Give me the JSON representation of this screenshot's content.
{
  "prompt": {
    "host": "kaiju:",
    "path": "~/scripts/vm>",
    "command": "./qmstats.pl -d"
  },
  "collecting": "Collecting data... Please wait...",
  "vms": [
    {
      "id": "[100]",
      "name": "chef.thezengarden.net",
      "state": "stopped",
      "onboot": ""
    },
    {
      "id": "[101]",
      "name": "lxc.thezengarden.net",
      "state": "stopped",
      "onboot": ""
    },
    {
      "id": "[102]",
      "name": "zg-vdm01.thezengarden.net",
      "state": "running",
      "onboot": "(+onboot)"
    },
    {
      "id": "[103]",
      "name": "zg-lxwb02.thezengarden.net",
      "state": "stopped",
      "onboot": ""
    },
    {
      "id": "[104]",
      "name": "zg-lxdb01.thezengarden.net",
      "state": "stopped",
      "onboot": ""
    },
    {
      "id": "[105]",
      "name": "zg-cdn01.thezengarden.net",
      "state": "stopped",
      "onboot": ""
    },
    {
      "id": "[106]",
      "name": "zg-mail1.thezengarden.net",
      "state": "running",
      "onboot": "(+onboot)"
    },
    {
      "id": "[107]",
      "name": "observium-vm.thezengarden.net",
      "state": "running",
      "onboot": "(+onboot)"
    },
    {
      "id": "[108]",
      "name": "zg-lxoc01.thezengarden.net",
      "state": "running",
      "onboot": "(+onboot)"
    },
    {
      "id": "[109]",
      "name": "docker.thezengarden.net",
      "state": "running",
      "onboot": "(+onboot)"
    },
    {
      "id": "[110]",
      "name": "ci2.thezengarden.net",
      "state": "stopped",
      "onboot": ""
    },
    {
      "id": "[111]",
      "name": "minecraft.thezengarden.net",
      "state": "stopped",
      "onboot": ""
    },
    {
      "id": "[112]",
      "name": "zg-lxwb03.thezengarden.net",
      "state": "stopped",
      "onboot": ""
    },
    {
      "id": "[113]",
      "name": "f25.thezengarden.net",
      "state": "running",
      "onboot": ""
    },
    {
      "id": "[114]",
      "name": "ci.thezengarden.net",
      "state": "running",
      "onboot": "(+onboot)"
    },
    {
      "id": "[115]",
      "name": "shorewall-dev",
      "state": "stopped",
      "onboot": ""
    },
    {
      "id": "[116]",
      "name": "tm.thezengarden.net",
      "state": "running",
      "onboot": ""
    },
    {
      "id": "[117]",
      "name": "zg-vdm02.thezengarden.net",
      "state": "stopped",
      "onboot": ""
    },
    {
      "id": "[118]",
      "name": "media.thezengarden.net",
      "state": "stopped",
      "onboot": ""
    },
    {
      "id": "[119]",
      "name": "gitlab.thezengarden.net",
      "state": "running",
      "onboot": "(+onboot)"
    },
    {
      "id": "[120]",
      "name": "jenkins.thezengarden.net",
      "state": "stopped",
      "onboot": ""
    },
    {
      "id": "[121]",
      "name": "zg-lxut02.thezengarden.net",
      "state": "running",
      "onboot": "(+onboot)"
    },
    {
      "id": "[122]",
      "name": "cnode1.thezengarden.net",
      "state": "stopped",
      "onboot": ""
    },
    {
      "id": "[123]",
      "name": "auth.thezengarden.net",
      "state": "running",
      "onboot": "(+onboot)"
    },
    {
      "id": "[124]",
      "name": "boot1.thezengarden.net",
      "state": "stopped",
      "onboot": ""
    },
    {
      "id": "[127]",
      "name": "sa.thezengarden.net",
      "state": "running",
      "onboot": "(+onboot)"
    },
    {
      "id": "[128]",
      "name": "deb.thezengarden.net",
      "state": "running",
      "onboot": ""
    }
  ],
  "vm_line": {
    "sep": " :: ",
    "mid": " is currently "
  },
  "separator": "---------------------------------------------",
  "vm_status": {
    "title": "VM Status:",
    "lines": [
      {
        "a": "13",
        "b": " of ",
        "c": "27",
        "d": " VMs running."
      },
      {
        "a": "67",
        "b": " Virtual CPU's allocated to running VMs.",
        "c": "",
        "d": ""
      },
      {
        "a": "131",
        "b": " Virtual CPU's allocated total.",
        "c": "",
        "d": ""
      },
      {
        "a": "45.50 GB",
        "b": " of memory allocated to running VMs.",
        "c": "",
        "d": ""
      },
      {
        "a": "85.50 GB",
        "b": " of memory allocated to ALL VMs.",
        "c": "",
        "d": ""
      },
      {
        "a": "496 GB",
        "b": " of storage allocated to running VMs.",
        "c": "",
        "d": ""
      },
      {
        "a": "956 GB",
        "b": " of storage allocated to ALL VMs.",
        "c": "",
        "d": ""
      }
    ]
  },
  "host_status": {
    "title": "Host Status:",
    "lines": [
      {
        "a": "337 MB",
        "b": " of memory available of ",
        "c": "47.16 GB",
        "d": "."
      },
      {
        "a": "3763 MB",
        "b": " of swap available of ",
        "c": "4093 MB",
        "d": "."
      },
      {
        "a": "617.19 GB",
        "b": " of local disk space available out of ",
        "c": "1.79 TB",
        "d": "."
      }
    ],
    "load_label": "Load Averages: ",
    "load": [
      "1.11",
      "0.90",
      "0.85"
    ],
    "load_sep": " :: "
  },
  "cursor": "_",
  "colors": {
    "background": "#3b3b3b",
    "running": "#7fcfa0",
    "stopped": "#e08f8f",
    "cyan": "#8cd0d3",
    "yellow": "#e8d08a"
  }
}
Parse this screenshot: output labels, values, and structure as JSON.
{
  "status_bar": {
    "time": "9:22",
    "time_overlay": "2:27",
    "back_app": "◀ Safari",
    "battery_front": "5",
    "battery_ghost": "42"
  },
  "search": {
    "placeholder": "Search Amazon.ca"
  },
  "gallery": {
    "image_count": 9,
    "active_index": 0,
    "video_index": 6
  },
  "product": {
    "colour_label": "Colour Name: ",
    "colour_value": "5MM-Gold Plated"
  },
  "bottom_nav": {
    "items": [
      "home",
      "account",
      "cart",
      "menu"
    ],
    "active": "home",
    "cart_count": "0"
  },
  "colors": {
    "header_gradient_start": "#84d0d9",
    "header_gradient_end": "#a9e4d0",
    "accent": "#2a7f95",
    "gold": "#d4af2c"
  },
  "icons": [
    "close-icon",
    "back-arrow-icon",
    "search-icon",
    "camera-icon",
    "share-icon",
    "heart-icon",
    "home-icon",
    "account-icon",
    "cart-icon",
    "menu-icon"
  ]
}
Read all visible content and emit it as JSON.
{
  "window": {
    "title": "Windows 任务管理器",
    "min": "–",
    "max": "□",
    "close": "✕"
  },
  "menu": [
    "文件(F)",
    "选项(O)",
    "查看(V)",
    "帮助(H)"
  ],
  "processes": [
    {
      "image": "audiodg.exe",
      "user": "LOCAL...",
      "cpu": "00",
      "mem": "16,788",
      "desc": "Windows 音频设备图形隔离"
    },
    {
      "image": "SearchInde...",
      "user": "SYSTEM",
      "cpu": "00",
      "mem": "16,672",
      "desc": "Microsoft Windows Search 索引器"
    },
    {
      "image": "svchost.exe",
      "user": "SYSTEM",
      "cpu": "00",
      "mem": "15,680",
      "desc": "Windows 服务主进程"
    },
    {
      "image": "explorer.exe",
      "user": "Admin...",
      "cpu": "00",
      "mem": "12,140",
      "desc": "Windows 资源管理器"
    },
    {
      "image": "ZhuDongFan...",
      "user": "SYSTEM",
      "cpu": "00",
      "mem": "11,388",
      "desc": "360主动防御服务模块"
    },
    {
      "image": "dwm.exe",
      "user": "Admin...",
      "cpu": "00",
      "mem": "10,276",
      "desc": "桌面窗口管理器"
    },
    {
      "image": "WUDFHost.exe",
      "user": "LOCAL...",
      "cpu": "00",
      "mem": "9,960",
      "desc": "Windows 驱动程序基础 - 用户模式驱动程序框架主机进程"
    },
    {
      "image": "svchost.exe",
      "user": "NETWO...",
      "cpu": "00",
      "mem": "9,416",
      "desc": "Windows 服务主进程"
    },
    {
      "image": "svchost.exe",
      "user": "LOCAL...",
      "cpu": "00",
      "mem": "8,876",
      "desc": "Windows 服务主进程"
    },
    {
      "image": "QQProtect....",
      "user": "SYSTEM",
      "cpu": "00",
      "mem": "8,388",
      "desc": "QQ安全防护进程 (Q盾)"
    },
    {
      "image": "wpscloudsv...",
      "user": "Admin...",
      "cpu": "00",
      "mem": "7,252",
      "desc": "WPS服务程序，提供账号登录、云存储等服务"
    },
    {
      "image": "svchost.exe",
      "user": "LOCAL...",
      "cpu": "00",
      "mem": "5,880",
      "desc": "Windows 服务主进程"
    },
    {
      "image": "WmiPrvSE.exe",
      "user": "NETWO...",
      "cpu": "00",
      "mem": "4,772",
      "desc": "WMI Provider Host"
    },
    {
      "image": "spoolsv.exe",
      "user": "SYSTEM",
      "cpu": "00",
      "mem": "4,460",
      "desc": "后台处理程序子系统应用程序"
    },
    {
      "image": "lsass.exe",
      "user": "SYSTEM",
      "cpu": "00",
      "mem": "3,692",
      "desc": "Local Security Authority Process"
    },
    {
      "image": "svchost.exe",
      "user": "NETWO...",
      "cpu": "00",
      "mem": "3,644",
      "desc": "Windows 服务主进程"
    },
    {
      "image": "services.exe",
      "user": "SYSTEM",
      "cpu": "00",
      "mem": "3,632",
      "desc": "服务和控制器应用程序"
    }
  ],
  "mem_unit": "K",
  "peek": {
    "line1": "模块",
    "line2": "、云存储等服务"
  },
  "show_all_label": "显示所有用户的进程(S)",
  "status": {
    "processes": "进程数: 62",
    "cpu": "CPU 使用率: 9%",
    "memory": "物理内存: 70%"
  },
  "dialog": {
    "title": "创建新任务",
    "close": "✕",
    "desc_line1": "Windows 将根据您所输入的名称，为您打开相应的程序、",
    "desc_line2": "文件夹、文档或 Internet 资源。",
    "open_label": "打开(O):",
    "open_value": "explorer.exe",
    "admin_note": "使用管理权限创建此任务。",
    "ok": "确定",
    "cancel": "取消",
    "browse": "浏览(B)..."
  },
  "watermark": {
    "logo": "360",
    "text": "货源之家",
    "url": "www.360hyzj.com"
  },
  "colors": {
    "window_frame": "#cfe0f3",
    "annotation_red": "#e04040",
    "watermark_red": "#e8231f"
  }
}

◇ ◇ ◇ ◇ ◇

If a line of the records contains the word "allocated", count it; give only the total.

#### YOUR SOLUTION
6